The Premise: Hosted by Todd Grisham, we take a walk back memory lane and discuss some of the greatest managers in the WWE’s history, and what made them great, as heels, or as faces. We have interviews with the managers in question, as well as with various WWE Superstars talking about those particular managers, and what makes a good manager in general. The individual mangers who get profiled include Bobby “The Brain” Heenan, Captain Lou Albano, Paul Bearer, Jim Cornette, Paul Heyman, Sunny, “Classy” Freddie Blassie, “The Sensational” Sherrie Martel, and “The Mouth of the South” Jimmy Hart, The Grand Wizard Of Wrestling, and The Lovely Miss Elizabeth, as well as a general profile of female managers/valets in wrestling (with particular mention given to Debra, Chyna, Trish Stratus and Rena Mero). Continue reading
Our GamePro recaps continue with our coverage of issue #44 for March 1993. Our cover story is the best games of 1992. Well, normally this would come out in the first issue of 1993 but it works. Our cover art is, I presume, of Shinobi, featuring a ninja of ambiguous gender. The isue’s 193 pages long, but they’ve also got a Sonic The Hedgehog 2 strategy guide in there, so that will probably pad it out some.

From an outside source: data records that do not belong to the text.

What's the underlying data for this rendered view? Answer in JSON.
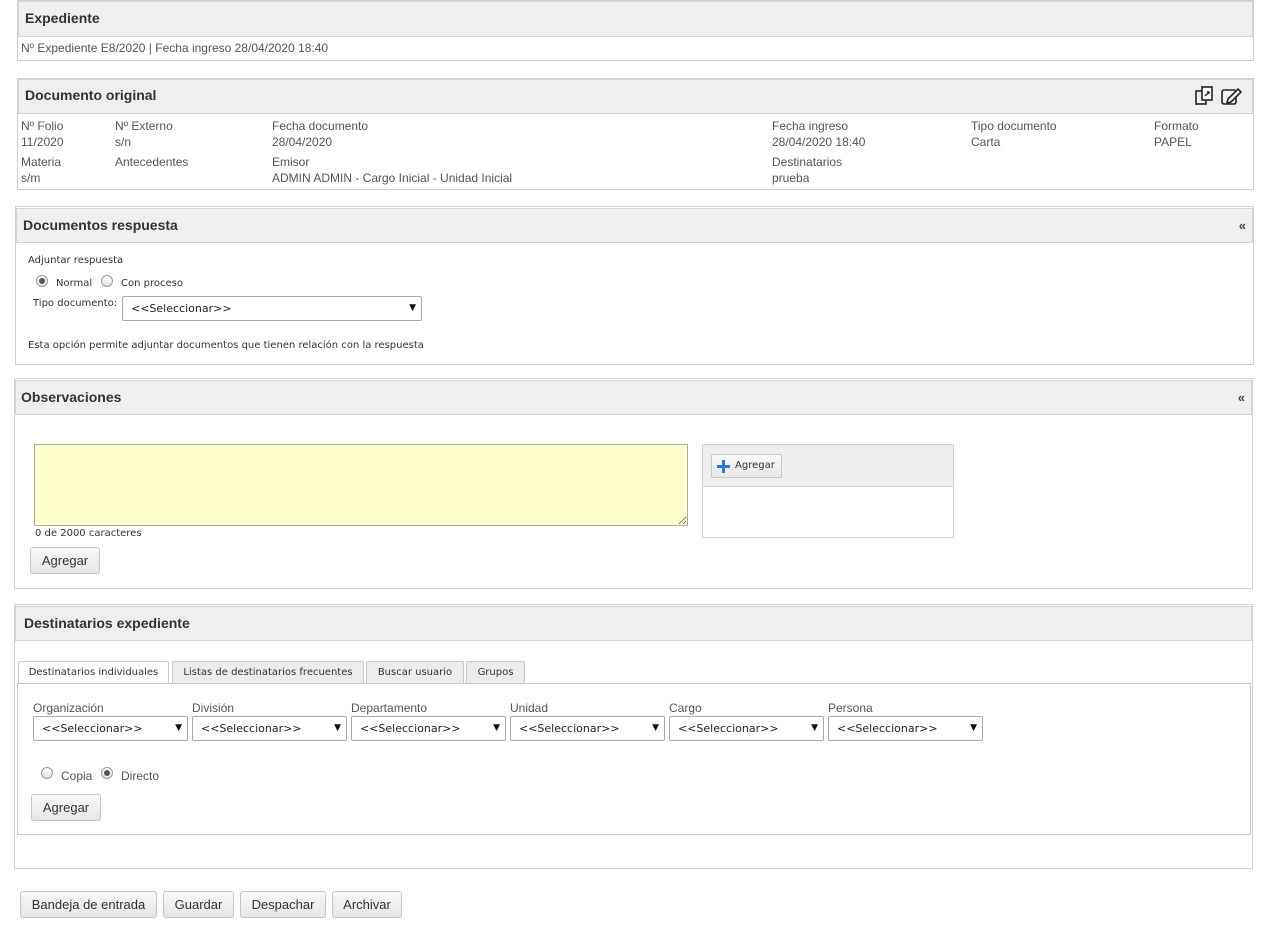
{
  "expediente": {
    "title": "Expediente",
    "summary": "Nº Expediente E8/2020 | Fecha ingreso 28/04/2020 18:40"
  },
  "documento": {
    "title": "Documento original",
    "icons": [
      "copy-documents-icon",
      "edit-icon"
    ],
    "row1": [
      {
        "label": "Nº Folio",
        "value": "11/2020"
      },
      {
        "label": "Nº Externo",
        "value": "s/n"
      },
      {
        "label": "Fecha documento",
        "value": "28/04/2020"
      },
      {
        "label": "Fecha ingreso",
        "value": "28/04/2020 18:40"
      },
      {
        "label": "Tipo documento",
        "value": "Carta"
      },
      {
        "label": "Formato",
        "value": "PAPEL"
      }
    ],
    "row2": [
      {
        "label": "Materia",
        "value": "s/m"
      },
      {
        "label": "Antecedentes",
        "value": ""
      },
      {
        "label": "Emisor",
        "value": "ADMIN ADMIN - Cargo Inicial - Unidad Inicial"
      },
      {
        "label": "Destinatarios",
        "value": "prueba"
      }
    ]
  },
  "respuesta": {
    "title": "Documentos respuesta",
    "collapse": "«",
    "adjuntar_label": "Adjuntar respuesta",
    "radio_normal": "Normal",
    "radio_con_proceso": "Con proceso",
    "tipo_label": "Tipo documento:",
    "tipo_value": "<<Seleccionar>>",
    "help": "Esta opción permite adjuntar documentos que tienen relación con la respuesta"
  },
  "observaciones": {
    "title": "Observaciones",
    "collapse": "«",
    "textarea_value": "",
    "counter": "0 de 2000 caracteres",
    "add_button": "Agregar",
    "attach_add": "Agregar"
  },
  "destinatarios": {
    "title": "Destinatarios expediente",
    "tabs": [
      "Destinatarios individuales",
      "Listas de destinatarios frecuentes",
      "Buscar usuario",
      "Grupos"
    ],
    "filters": [
      {
        "label": "Organización",
        "value": "<<Seleccionar>>"
      },
      {
        "label": "División",
        "value": "<<Seleccionar>>"
      },
      {
        "label": "Departamento",
        "value": "<<Seleccionar>>"
      },
      {
        "label": "Unidad",
        "value": "<<Seleccionar>>"
      },
      {
        "label": "Cargo",
        "value": "<<Seleccionar>>"
      },
      {
        "label": "Persona",
        "value": "<<Seleccionar>>"
      }
    ],
    "radio_copia": "Copia",
    "radio_directo": "Directo",
    "add_button": "Agregar"
  },
  "footer": {
    "buttons": [
      "Bandeja de entrada",
      "Guardar",
      "Despachar",
      "Archivar"
    ]
  }
}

Oh, and like usual, the Editorial column re-states the table of contents. *Sigh*
Mail: We get questions on Pro Action Replay in Street Fighter II Turbo, and why Turbo Technologies is being so slow in releasing titles for the Duo. They get into this on the Retronauts episode on the TurboGrafx, but basically, the problem is that TTI US has to go through a lengthly negotiation process with NEC and Hudson in Japan before localizing it, making it difficult to port games over. This kind of explains why the TurboGrafx and later the Turbo Duo basically were the Shump and WorkingDesigns RPG system, with the addition of LaserActive games like Mad Dog McCree once they got a CD-ROM drive in the system. Yeah, there’s Bonk too – but it bears mentioning that the TurboGrafx systems just didn’t have the same degree of 3rd party support (at least in the US than the Genesis and SNES had. We also get complaints about games costing $50 to $60 bucks in the US, and more in the UK. Get used to it. It’s going to cost that much until at least the present. Cartridge games are, frankly, expensive to manufacture, and the cost of making disk games hasn’t gone down much either (plus the hardware itself is expensive to make). Plus, in the UK, you’ve also got the VAT. Continue reading